Universal Service. A core mandate of U.S. regulation is the drive toward making telecommunications available to all people of the United States. This “universal service” objective is reflected in the TPP, which provides that each national regulator has the right to define universal service obligations that can apply to providers of telecommunications in their country. These requirements must be imposed in a competitively neutral manner so as not to be used as an anticompetitive tax burden on new entrants. (Art. 13.17) The TPP also requires that the universal service obligation be no more burdensome (or costly) than necessary to implement the universal service goals it has outlined.

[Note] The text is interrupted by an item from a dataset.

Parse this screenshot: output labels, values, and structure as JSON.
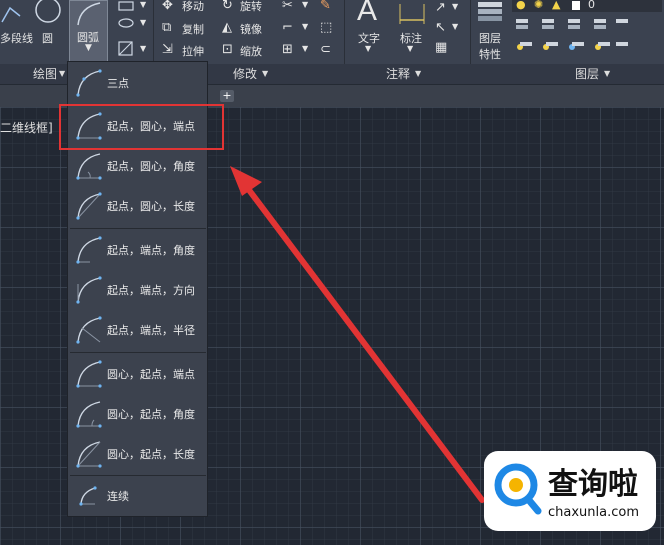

Not all elements of the TPP are business as usual. Fortunately, these open questions do not appear to present a substantial business risk, although the U.S. telecommunications industry would do well to monitor their implementation.
Unbundling is Back. As part of its drive to remove barriers to fair competition between domestic incumbents and foreign entrants, the TPP provides that national regulators may require at least one major supplier in the country to provide access to its network elements, i.e., physical facilities such as copper phone lines and fiber-optic cables. (Art. 13.10) Note that the TPP does not mandate that regulators actually impose unbundling requirements, only that it be one of the tools available to the national regulator if it chooses.
As a pro-competitive tool, unbundling has a mixed history. In some countries, such as the United Kingdom, this policy has led to a multitude of competing telecommunications providers, many of which ride over the same physical infrastructure. Japan also adopted unbundling in 2000 to reduce the effect of a longstanding monopoly and saw increased competition, higher speeds, lower prices, and greater deployment. In the United States, unbundling was first adopted in 1996 and has recently begun to be phased out in order to allow companies to compete on the basis of their physical facilities, thus incentivizing the construction of more telecommunications infrastructure. Under the TPP, the FCC remains authorized to reinstitute unbundling if it believes that this will serve the public interest, but it is not obligated to, and is unlikely to do so.
The Committee on Telecommunications. A remaining point of concern for U.S. industry is the role of the proposed “Committee on Telecommunications,” which will “review and monitor the implementation and operation” of the provisions of Chapter 13. (Art. 13.26) Some industry observers view this with concern, suggesting that uncertainty in the jurisdiction and role of the Committee may drive up regulatory costs or create ambiguity in the rules applicable to U.S. companies. Such concerns are likely unfounded, however, because the text of the TPP explicitly provides that enforcement of its provisions and resolution of disputes will be the responsibility of the “competent authority” (i.e., national regulator) in each country. (Art. 13.20) For U.S. companies, this means access to the well-understood FCC process in the United States and perhaps—as a result of the TPP’s regulatory provisions—a slightly more familiar system outside the United States.